I'd planned not to buy any clothes this year - but who can resist a bargain? Yesterday we went to 'reclaim the streets' in Frome. It's a huge artisan market that takes place in the town on the first Sunday of every month. It's humming with all manner of people and things, there's no knowing what you might come home with! I found this suede skirt with a £3 price tag. It tried it on over my jeans and it fitted well. I obviously looked far too enthusiastic. "Oh, that's wrongly priced," said the seller, "it should be £10." I can't haggle to save my life. An Agnes B leather skirt for a tenner with the colour pink that I love - I handed over the money!
It's fully lined, feels lovely to wear and goes with lots of my existing tops.
So who's a happy bunny!
The market is a great place for people watching. Frome is well-known for it's vintage shops, so there are always people with very individual style to be seen.
It's Bank Holiday Monday and as is traditional it's tipping down with rain! Never worry, we've had a lovely weekend being out and about. Today, for Patti's Visible Monday I'm happy to be skulking about indoors in comfortable old clothes.
The skirt is Liberty wool and started life with fine pleats. I bought it in a market sale and I think I paid about £5 for it. I washed it when I got home and, of course, all the pleats dropped out! I've got some shapeless but comfortable old black leggings on underneath. The black jumper is a Fenn Wright and Manson hand-me-down from elder daughter worn with an equally ancient fabric belt. The peep-toes are another fiver from George at Asda - it's a very cheap and cheerful day!
I'm wearing a coral necklace with matching stud earrings, a bright red that is described as 'shipwreck coral', rather suitable for such a wet day!
But Saturday and Sunday were mainly dry. We had a saunter round the shops, calling in at the ever fascinating 'Vintage to Vogue',
which is a treasure trove of vintage clothing and accessories with delightful and informative owners.
At the kitchen shop I bought a dainty clip-on timer. I've been searching for ages and am ridiculously pleased to have tracked one down.
After that success we went to the Fine Cheese Company for a light lunch.
And because we'd left Himself at home we made a selection of English cheeses to take back for the evening meal. They have such a great choice. And I love the names!
We choose three different varieties - one had to be goat, and some delicious savoury biscuits.
We should all have dreamed ferociously that night - but we didn't!
I've been to the Assembly Rooms in Bath. My last visit was a nostalgia trip to look at the Laura Ashley dress styles that I used to trip about in back in the day. But this time I went to see an exhibition of the type of clothing worn during the First World War. The first outfit to greet me was that of a suffragette.

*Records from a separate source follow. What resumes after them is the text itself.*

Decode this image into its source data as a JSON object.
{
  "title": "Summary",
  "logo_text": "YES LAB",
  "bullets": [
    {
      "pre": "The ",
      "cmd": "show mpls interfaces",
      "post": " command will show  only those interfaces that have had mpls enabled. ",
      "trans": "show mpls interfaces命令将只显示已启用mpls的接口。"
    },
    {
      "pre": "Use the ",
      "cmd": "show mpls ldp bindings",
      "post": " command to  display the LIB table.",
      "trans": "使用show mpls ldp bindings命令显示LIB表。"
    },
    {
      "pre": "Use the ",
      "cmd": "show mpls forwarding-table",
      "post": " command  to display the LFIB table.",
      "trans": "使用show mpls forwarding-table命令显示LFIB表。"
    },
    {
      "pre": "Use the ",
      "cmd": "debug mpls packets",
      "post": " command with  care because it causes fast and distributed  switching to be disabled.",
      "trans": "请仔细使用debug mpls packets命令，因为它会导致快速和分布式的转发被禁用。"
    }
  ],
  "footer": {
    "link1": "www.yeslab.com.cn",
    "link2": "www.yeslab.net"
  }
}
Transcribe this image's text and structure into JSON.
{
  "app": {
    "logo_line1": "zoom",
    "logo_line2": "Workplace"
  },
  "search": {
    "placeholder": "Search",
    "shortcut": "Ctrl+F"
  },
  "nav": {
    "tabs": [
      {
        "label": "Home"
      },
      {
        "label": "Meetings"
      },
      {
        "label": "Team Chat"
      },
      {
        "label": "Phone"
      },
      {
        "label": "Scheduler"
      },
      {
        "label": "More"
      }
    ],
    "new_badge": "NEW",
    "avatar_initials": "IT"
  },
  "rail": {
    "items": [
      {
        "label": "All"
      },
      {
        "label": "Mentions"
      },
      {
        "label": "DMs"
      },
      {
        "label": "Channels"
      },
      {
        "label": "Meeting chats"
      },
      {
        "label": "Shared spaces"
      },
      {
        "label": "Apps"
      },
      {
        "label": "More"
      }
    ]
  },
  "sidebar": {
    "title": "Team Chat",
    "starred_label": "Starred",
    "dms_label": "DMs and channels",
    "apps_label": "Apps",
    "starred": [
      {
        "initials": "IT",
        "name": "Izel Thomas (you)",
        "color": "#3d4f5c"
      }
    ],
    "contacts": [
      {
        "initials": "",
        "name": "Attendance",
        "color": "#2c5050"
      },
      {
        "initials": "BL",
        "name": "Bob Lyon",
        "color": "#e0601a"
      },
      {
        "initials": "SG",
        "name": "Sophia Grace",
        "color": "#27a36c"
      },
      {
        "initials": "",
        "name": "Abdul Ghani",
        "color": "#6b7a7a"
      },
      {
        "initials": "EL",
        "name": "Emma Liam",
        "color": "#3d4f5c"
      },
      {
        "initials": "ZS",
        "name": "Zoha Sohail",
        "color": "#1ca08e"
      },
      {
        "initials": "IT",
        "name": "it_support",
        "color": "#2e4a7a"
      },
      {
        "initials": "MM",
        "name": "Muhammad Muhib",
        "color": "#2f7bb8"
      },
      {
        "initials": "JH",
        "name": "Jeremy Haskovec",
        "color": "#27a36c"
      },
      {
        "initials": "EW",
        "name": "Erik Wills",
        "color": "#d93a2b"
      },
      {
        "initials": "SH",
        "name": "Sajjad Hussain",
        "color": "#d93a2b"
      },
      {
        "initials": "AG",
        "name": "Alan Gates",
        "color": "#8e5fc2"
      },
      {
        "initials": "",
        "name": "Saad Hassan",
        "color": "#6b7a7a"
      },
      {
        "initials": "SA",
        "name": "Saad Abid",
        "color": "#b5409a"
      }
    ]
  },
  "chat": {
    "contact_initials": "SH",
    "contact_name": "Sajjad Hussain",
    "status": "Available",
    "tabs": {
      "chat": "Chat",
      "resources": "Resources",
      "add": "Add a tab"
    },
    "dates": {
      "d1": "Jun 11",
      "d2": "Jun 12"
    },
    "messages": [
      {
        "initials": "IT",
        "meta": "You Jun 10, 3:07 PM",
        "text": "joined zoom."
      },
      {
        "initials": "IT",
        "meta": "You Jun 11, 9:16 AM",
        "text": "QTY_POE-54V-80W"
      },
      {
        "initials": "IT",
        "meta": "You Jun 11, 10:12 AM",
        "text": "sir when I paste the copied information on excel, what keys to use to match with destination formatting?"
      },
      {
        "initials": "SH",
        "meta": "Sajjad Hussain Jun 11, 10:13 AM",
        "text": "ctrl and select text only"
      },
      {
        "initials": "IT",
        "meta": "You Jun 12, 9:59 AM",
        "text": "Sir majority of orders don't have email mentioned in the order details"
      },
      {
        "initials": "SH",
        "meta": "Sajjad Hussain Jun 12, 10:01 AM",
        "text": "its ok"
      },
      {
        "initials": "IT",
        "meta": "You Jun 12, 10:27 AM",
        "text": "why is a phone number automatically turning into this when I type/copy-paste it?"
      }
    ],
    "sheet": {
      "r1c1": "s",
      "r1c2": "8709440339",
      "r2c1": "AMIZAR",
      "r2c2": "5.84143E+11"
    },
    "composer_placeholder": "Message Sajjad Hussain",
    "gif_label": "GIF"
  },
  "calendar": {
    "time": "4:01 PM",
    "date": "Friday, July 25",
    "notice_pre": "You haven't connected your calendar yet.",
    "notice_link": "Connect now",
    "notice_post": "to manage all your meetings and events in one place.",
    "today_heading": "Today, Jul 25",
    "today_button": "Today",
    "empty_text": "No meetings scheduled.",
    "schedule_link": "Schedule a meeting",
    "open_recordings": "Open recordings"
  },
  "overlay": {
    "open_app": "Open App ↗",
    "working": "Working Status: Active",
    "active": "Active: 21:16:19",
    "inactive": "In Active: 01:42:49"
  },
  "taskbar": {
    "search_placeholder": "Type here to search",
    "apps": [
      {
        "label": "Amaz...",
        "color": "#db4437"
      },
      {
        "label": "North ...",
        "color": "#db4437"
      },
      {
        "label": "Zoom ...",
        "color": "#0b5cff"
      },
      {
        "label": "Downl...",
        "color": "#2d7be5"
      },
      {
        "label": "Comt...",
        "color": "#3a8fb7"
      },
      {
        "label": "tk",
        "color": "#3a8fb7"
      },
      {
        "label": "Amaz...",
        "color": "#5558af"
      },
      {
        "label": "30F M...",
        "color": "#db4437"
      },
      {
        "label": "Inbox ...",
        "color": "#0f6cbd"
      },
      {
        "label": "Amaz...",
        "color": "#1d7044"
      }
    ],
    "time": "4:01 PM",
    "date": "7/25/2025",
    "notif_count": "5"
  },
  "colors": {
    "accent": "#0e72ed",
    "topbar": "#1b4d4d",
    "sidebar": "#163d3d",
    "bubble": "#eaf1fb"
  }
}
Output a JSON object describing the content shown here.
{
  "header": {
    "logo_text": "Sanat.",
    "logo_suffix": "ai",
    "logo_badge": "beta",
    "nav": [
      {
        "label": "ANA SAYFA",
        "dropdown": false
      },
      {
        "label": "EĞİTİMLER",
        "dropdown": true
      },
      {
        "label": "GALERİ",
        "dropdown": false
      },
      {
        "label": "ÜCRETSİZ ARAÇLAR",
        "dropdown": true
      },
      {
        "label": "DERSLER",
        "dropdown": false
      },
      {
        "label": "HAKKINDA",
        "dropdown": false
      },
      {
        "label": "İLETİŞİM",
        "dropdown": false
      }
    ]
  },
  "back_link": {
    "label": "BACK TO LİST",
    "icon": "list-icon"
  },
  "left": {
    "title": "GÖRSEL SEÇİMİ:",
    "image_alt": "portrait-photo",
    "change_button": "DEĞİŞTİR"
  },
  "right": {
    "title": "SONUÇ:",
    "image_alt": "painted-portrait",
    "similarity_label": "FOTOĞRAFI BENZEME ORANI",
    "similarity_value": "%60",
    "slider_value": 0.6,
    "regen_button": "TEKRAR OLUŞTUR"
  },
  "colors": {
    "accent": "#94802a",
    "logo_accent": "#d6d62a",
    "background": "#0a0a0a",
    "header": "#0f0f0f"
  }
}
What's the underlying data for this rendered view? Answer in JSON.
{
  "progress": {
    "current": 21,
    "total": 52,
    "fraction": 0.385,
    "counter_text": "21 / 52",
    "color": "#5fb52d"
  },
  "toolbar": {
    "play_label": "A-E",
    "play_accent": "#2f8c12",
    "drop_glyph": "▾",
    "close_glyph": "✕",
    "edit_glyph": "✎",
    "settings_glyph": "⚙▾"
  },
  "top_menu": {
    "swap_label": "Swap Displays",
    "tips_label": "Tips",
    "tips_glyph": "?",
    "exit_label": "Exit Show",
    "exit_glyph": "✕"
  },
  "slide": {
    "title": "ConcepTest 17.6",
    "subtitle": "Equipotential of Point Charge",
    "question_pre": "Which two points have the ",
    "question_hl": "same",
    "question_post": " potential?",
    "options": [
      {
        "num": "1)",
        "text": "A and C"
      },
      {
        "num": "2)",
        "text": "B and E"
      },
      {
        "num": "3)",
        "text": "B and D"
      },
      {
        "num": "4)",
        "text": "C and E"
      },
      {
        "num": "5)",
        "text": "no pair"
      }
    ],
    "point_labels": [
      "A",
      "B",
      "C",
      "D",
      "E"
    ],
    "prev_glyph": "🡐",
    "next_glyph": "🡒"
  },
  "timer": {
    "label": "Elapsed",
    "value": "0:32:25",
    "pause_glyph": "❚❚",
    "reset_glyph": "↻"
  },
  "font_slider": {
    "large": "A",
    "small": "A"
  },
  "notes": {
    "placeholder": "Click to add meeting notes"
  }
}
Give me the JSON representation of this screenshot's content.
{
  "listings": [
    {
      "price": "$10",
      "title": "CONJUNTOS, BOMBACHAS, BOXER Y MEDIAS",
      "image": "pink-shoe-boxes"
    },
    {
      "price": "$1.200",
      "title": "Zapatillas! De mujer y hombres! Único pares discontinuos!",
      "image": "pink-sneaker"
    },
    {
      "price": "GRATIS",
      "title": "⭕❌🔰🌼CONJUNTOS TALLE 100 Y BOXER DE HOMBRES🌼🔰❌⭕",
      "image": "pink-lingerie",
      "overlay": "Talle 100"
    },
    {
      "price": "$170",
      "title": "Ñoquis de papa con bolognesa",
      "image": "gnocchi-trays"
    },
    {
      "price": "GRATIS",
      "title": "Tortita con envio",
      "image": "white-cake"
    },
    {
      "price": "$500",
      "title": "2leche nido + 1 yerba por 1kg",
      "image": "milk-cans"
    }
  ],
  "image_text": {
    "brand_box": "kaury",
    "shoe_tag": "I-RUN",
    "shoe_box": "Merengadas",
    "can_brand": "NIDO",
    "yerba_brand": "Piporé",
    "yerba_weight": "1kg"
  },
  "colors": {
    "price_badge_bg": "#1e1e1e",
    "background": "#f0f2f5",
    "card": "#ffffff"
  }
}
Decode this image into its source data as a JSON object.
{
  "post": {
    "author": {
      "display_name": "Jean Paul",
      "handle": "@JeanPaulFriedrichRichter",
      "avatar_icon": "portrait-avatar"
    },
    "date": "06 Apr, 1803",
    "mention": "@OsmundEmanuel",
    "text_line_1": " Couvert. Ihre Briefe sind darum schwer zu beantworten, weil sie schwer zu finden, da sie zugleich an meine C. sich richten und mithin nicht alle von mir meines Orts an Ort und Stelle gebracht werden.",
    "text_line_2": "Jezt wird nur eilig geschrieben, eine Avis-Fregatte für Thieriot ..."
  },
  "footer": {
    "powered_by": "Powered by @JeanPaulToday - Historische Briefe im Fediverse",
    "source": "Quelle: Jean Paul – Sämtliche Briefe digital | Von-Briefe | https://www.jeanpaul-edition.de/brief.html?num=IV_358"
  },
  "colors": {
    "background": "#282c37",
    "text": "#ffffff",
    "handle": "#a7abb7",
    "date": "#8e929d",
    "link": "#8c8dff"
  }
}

It is easy to take for granted the freedoms that women now enjoy and to forget the frustrations and disempowerment that women of all classes experienced prior to the First World War.
I was fascinated to read about the reasoning behind their choice of clothing.
Fancy trying to be argumentative and disruptive in that hat!
When war was announced the suffragettes made a decision to stop campaigning and instead to put all their efforts into aiding the war effort.
Large hats with ostrich feathers gave way to practical outfits for whichever type of work they chose to do.
But they all had rather enviable leather boots!
The Women's Auxiliary Corp.
The Land Army.
The poster advertising for women to work in the munitions factories shows a clean, fresh-faced young woman. The reality of this work was very different. They were called 'canaries' not because they sang at work but because their skin became stained yellow from the TNT in the shells.
And you can imagine what that did to their health.
No elaborate corsetry was needed under such practical clothing.
Phew, that's more comfortable!
The central display was given over to clothing made for the 'Downton Abbey' series of the Great War period. These outfits were all beautifully made. Years ago I saw an exhibition of costumes made for the television series of Elizabeth the First. Those clothes were made up of bits of paper doily sprayed with gold paint. Nothing so shabby for Downton!
No expense spared!
I wonder what her ladyship would think of today's fashions!
Looking at the costume for Lady Edith Crawley I have to say that the actress Laura Carmichael has the most enviable figure!
Lovely attention to detail.
What a fascinating way to spend a rainy afternoon!
Thank you to Bath and North East Somerset Council for such an excellent exhibition.